The part of the face above the eyebrows.
brow, templeView synonyms
- ‘They touch the knuckle of the forefinger on their right hand to their foreheads in salute.’
- ‘And he touched each of the men's foreheads with the little finger of his right hand.’
- ‘A large gash ran from the corner of his eye and up through his left eyebrow to the middle of his forehead.’
- ‘I put my wrist to his forehead, at which time he opened his eyes, and sure enough he was a little warm.’
- ‘The foreheads were unusually low and sloping, with exceedingly prominent brows.’

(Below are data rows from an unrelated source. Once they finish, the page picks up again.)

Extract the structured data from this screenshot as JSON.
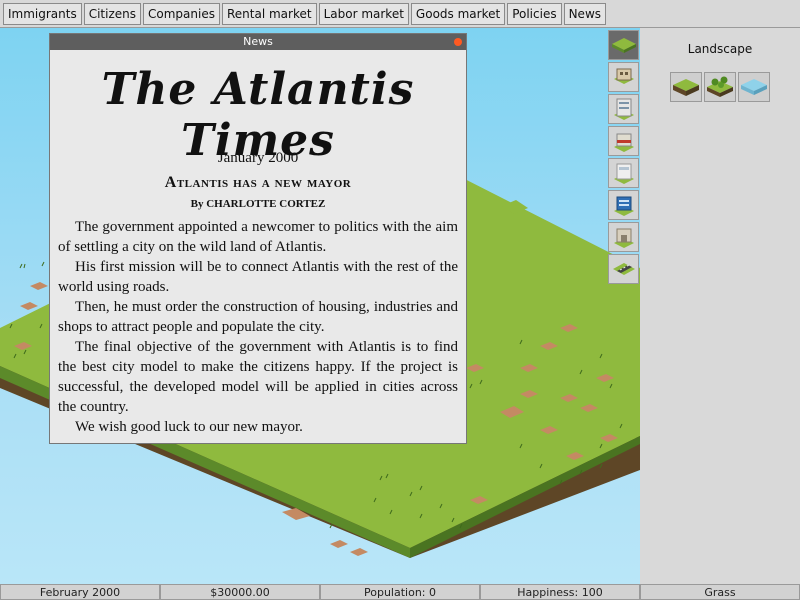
{
  "menu": {
    "items": [
      "Immigrants",
      "Citizens",
      "Companies",
      "Rental market",
      "Labor market",
      "Goods market",
      "Policies",
      "News"
    ]
  },
  "panel": {
    "title": "Landscape",
    "landscape_tools": [
      "grass-tile-icon",
      "trees-tile-icon",
      "water-tile-icon"
    ]
  },
  "tools": [
    "landscape-icon",
    "house-icon",
    "apartment-icon",
    "shop-icon",
    "office-icon",
    "factory-icon",
    "warehouse-icon",
    "road-icon"
  ],
  "news_window": {
    "title": "News",
    "masthead": "The Atlantis Times",
    "date": "January 2000",
    "headline": "Atlantis has a new mayor",
    "byline": "By CHARLOTTE CORTEZ",
    "paragraphs": [
      "The government appointed a newcomer to politics with the aim of settling a city on the wild land of Atlantis.",
      "His first mission will be to connect Atlantis with the rest of the world using roads.",
      "Then, he must order the construction of housing, industries and shops to attract people and populate the city.",
      "The final objective of the government with Atlantis is to find the best city model to make the citizens happy. If the project is successful, the developed model will be applied in cities across the country.",
      "We wish good luck to our new mayor."
    ]
  },
  "status": {
    "date": "February 2000",
    "money": "$30000.00",
    "population": "Population: 0",
    "happiness": "Happiness: 100",
    "terrain": "Grass"
  },
  "colors": {
    "sky": "#8fd6f3",
    "grass_top": "#8fba3e",
    "grass_side": "#5c8a2a",
    "soil": "#7a5a30",
    "dirt_patch": "#c48a63",
    "titlebar": "#5e5e5e",
    "close": "#ff5a22",
    "active_tool": "#6a6a6a"
  }
}
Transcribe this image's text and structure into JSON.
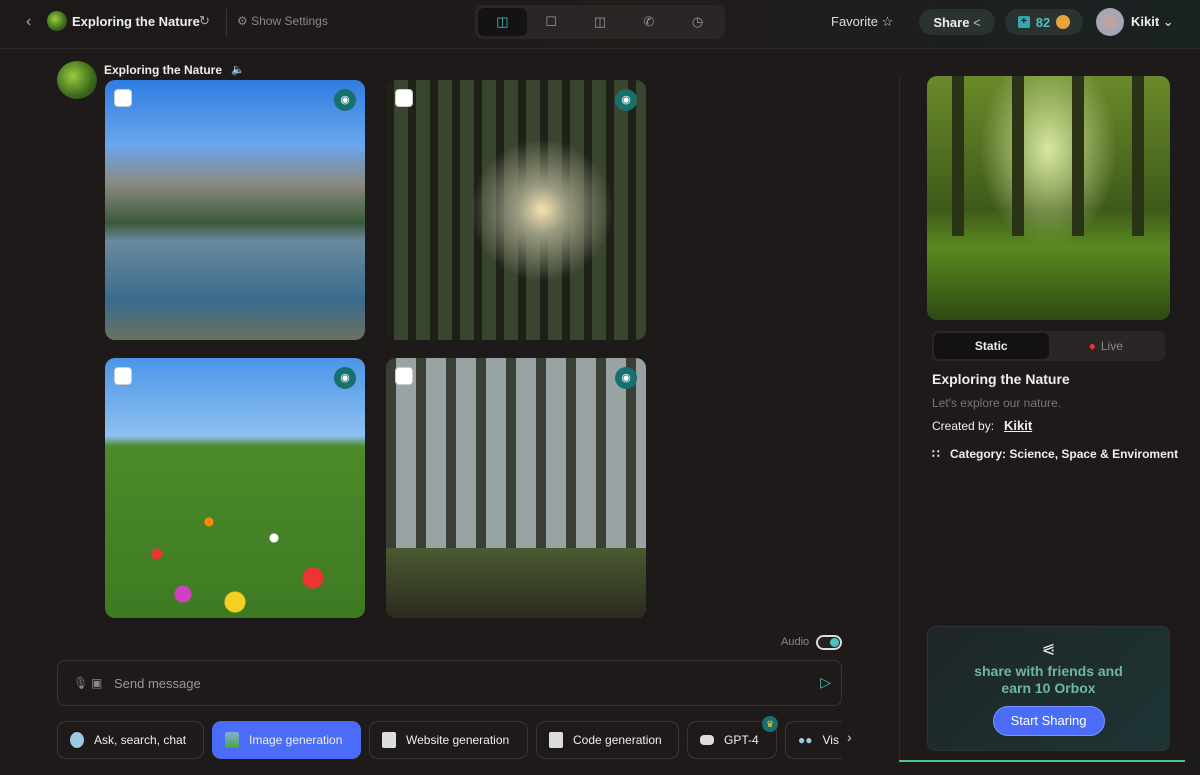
{
  "header": {
    "title": "Exploring the Nature",
    "settings_label": "Show Settings",
    "favorite_label": "Favorite",
    "share_label": "Share",
    "credits": "82",
    "username": "Kikit",
    "toolbar_icons": [
      "split-view-icon",
      "chat-icon",
      "sidebar-icon",
      "phone-icon",
      "history-icon"
    ]
  },
  "chat": {
    "bot_name": "Exploring the Nature",
    "images": [
      {
        "name": "mountain-lake",
        "colors": [
          "#2f7de0",
          "#8a8a80",
          "#3a6b8c"
        ]
      },
      {
        "name": "sunlit-forest",
        "colors": [
          "#c9c9b8",
          "#2d3a22",
          "#4f6a2a"
        ]
      },
      {
        "name": "wildflower-meadow",
        "colors": [
          "#4a96e8",
          "#4c8a2a",
          "#3e7a22"
        ]
      },
      {
        "name": "misty-forest",
        "colors": [
          "#b9c2c2",
          "#4d5a54",
          "#3b4a2a"
        ]
      }
    ]
  },
  "composer": {
    "audio_label": "Audio",
    "audio_on": true,
    "placeholder": "Send message",
    "chips": [
      {
        "label": "Ask, search, chat",
        "active": false
      },
      {
        "label": "Image generation",
        "active": true
      },
      {
        "label": "Website generation",
        "active": false
      },
      {
        "label": "Code generation",
        "active": false
      },
      {
        "label": "GPT-4",
        "active": false
      },
      {
        "label": "Vis",
        "active": false
      }
    ]
  },
  "panel": {
    "tab_static": "Static",
    "tab_live": "Live",
    "title": "Exploring the Nature",
    "description": "Let's explore our nature.",
    "created_by_label": "Created by:",
    "creator": "Kikit",
    "category": "Category: Science, Space & Enviroment",
    "share_card": {
      "text_line1": "share with friends and",
      "text_line2": "earn 10 Orbox",
      "button": "Start Sharing"
    },
    "accent": "#4fc1c1",
    "button_color": "#4a6cf7"
  }
}
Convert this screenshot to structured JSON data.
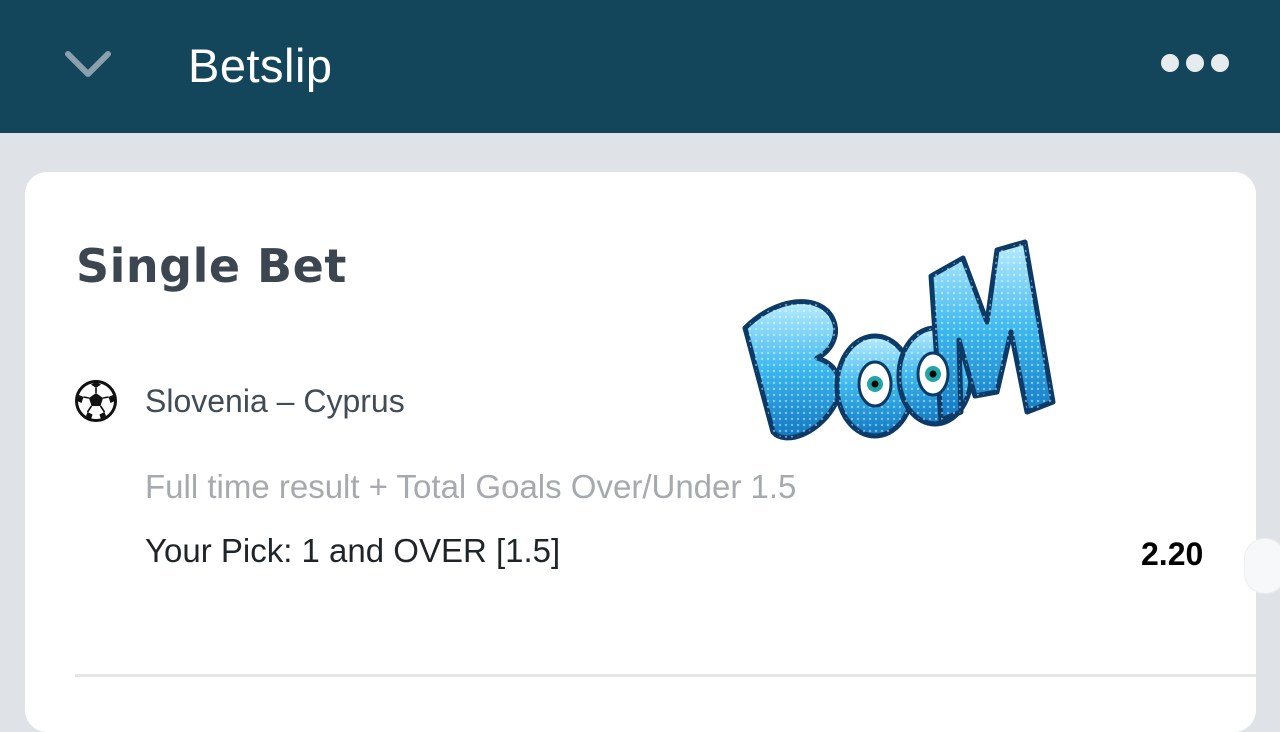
{
  "header": {
    "title": "Betslip",
    "collapse_icon": "chevron-down-icon",
    "menu_icon": "more-dots-icon"
  },
  "card": {
    "heading": "Single Bet",
    "sport_icon": "soccer-ball-icon",
    "match": "Slovenia – Cyprus",
    "market": "Full time result + Total Goals Over/Under 1.5",
    "pick": "Your Pick: 1 and OVER [1.5]",
    "odds": "2.20"
  },
  "sticker": {
    "text": "BOOM"
  },
  "colors": {
    "header_bg": "#13455b",
    "page_bg": "#dfe3e8",
    "card_bg": "#ffffff",
    "sticker_blue": "#1a9ad6"
  }
}
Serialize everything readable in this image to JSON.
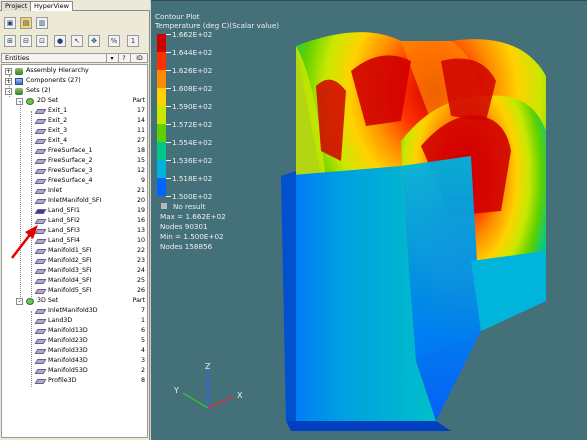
{
  "tabs": [
    "Project",
    "HyperView"
  ],
  "toolbar": {
    "buttons": [
      "select-icon",
      "isolate-icon",
      "show-icon",
      "graph-icon",
      "sphere-icon",
      "cursor-icon",
      "move-icon",
      "percent-icon",
      "one-icon"
    ]
  },
  "entities_header": {
    "label": "Entities",
    "help_icon": "help-icon",
    "id_label": "ID"
  },
  "tree": {
    "assembly": "Assembly Hierarchy",
    "components": "Components (27)",
    "sets": "Sets (2)",
    "set_2d": {
      "label": "2D Set",
      "type": "Part"
    },
    "items_2d": [
      {
        "name": "Exit_1",
        "id": "17"
      },
      {
        "name": "Exit_2",
        "id": "14"
      },
      {
        "name": "Exit_3",
        "id": "11"
      },
      {
        "name": "Exit_4",
        "id": "27"
      },
      {
        "name": "FreeSurface_1",
        "id": "18"
      },
      {
        "name": "FreeSurface_2",
        "id": "15"
      },
      {
        "name": "FreeSurface_3",
        "id": "12"
      },
      {
        "name": "FreeSurface_4",
        "id": "9"
      },
      {
        "name": "Inlet",
        "id": "21"
      },
      {
        "name": "InletManifold_SFI",
        "id": "20"
      },
      {
        "name": "Land_SFI1",
        "id": "19"
      },
      {
        "name": "Land_SFI2",
        "id": "16"
      },
      {
        "name": "Land_SFI3",
        "id": "13"
      },
      {
        "name": "Land_SFI4",
        "id": "10"
      },
      {
        "name": "Manifold1_SFI",
        "id": "22"
      },
      {
        "name": "Manifold2_SFI",
        "id": "23"
      },
      {
        "name": "Manifold3_SFI",
        "id": "24"
      },
      {
        "name": "Manifold4_SFI",
        "id": "25"
      },
      {
        "name": "Manifold5_SFI",
        "id": "26"
      }
    ],
    "set_3d": {
      "label": "3D Set",
      "type": "Part"
    },
    "items_3d": [
      {
        "name": "InletManifold3D",
        "id": "7"
      },
      {
        "name": "Land3D",
        "id": "1"
      },
      {
        "name": "Manifold13D",
        "id": "6"
      },
      {
        "name": "Manifold23D",
        "id": "5"
      },
      {
        "name": "Manifold33D",
        "id": "4"
      },
      {
        "name": "Manifold43D",
        "id": "3"
      },
      {
        "name": "Manifold53D",
        "id": "2"
      },
      {
        "name": "Profile3D",
        "id": "8"
      }
    ]
  },
  "legend": {
    "title": "Contour Plot",
    "subtitle": "Temperature (deg C)(Scalar value)",
    "values": [
      "1.662E+02",
      "1.644E+02",
      "1.626E+02",
      "1.608E+02",
      "1.590E+02",
      "1.572E+02",
      "1.554E+02",
      "1.536E+02",
      "1.518E+02",
      "1.500E+02"
    ],
    "colors": [
      "#d00000",
      "#ff3000",
      "#ff8c00",
      "#ffd200",
      "#c8e800",
      "#5fd000",
      "#00c88c",
      "#00b4dc",
      "#0064ff",
      "#0000c0"
    ],
    "no_result": "No result",
    "no_result_color": "#b8b8b8",
    "max_line": "Max = 1.662E+02",
    "max_nodes": "Nodes 90301",
    "min_line": "Min = 1.500E+02",
    "min_nodes": "Nodes 158856"
  },
  "triad": {
    "x": "X",
    "y": "Y",
    "z": "Z"
  }
}
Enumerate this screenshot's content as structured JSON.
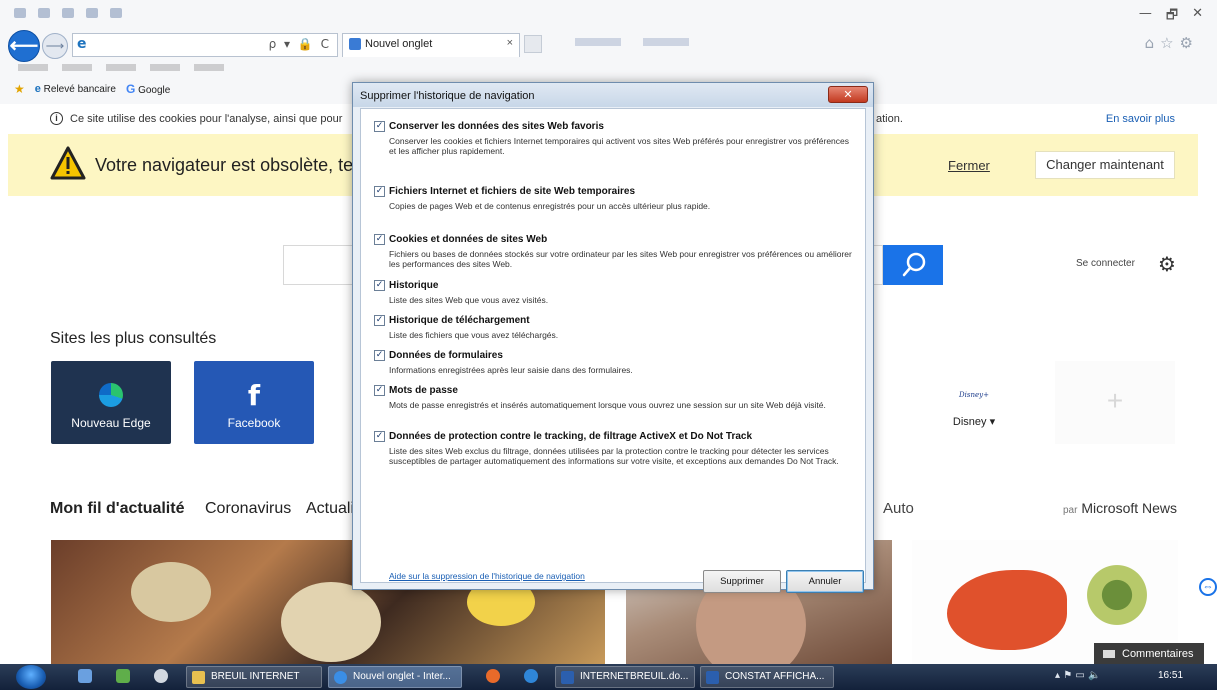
{
  "browser": {
    "tab_label": "Nouvel onglet",
    "tab_close": "×",
    "window_controls": [
      "—",
      "🗗",
      "✕"
    ],
    "address_tools": "ρ ▾ 🔒 C",
    "favorites": {
      "item1": "Relevé bancaire",
      "item2": "Google"
    }
  },
  "page": {
    "cookie_notice": "Ce site utilise des cookies pour l'analyse, ainsi que pour",
    "cookie_notice_tail": "ation.",
    "cookie_learn_more": "En savoir plus",
    "warning_text": "Votre navigateur est obsolète, te",
    "warning_close": "Fermer",
    "warning_update": "Changer maintenant",
    "signin": "Se connecter",
    "top_sites_title": "Sites les plus consultés",
    "tiles": [
      {
        "label": "Nouveau Edge"
      },
      {
        "label": "Facebook",
        "glyph": "f"
      },
      {
        "label": "Disney",
        "logo": "Disney+"
      }
    ],
    "add_tile_glyph": "+",
    "news": {
      "feed": "Mon fil d'actualité",
      "tab_corona": "Coronavirus",
      "tab_actu": "Actuali",
      "tab_auto": "Auto",
      "by_prefix": "par",
      "by_source": "Microsoft News"
    },
    "feedback": "Commentaires"
  },
  "dialog": {
    "title": "Supprimer l'historique de navigation",
    "close_glyph": "✕",
    "options": [
      {
        "checked": true,
        "title": "Conserver les données des sites Web favoris",
        "desc": "Conserver les cookies et fichiers Internet temporaires qui activent vos sites Web préférés pour enregistrer vos préférences et les afficher plus rapidement."
      },
      {
        "checked": true,
        "title": "Fichiers Internet et fichiers de site Web temporaires",
        "desc": "Copies de pages Web et de contenus enregistrés pour un accès ultérieur plus rapide."
      },
      {
        "checked": true,
        "title": "Cookies et données de sites Web",
        "desc": "Fichiers ou bases de données stockés sur votre ordinateur par les sites Web pour enregistrer vos préférences ou améliorer les performances des sites Web."
      },
      {
        "checked": true,
        "title": "Historique",
        "desc": "Liste des sites Web que vous avez visités."
      },
      {
        "checked": true,
        "title": "Historique de téléchargement",
        "desc": "Liste des fichiers que vous avez téléchargés."
      },
      {
        "checked": true,
        "title": "Données de formulaires",
        "desc": "Informations enregistrées après leur saisie dans des formulaires."
      },
      {
        "checked": true,
        "title": "Mots de passe",
        "desc": "Mots de passe enregistrés et insérés automatiquement lorsque vous ouvrez une session sur un site Web déjà visité."
      },
      {
        "checked": true,
        "title": "Données de protection contre le tracking, de filtrage ActiveX et Do Not Track",
        "desc": "Liste des sites Web exclus du filtrage, données utilisées par la protection contre le tracking pour détecter les services susceptibles de partager automatiquement des informations sur votre visite, et exceptions aux demandes Do Not Track."
      }
    ],
    "check_glyph": "✓",
    "help_link": "Aide sur la suppression de l'historique de navigation",
    "delete_button": "Supprimer",
    "cancel_button": "Annuler"
  },
  "taskbar": {
    "items": [
      {
        "label": "BREUIL INTERNET",
        "icon_color": "#e8c050"
      },
      {
        "label": "Nouvel onglet - Inter...",
        "icon_color": "#3a8ee6"
      },
      {
        "label": "INTERNETBREUIL.do...",
        "icon_color": "#2b5fae"
      },
      {
        "label": "CONSTAT AFFICHA...",
        "icon_color": "#2b5fae"
      }
    ],
    "tray_icons": "▴ ⚑ ▭ 🔈",
    "clock": "16:51"
  },
  "colors": {
    "ie_accent": "#1f6fd1",
    "warning_bg": "#fdf6c3",
    "search_button": "#1a73e8"
  }
}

- ‘All three of the Maids had a moon adorning their foreheads and necks, sparkling in the candlelight.’
- ‘He walked over to me, took off my glasses and gently tapped my forehead just above the bridge of my nose.’
- ‘Hugo had thought the injury to his forehead no more than a minor abrasion and had dressed it himself.’
- ‘On that day people give each other sugar skulls with a name label crudely pasted on the forehead.’
- ‘Cats have scent glands on their foreheads, around their mouths, and near the bases of their tails.’
- ‘Hindu gods are also frequently represented with a third eye in the middle of their foreheads, representing their divinity.’
- ‘The ashes marking our foreheads on that day serve as a paradoxical remembrance of a future event, our death.’
- ‘A dressing is placed around the forehead after surgery, and left in place during the first night.’
- ‘He fractured both legs, broke his right ankle and had deep cuts to his forehead.’
- ‘After Ash Wednesday services, our foreheads were clean as soon as we got home.’
- ‘It is not uncommon to have some altered sensation of the forehead and scalp that recovers slowly.’
- ‘Females are colored similarly but less brightly above and have gray napes and foreheads.’
- ‘For instance, a London ad firm paid students by the hour to wear temporary tattoos on their foreheads while at bars or shopping.’
- ‘I handed the guys some lemonade as they wiped their foreheads with the towels I'd given them.’
- ‘He kissed both our foreheads before standing and ruffling our hair one final time before he turned to leave.’
Old English forhēafod (see fore-, head).
We take a look at several popular, though confusing, punctuation marks.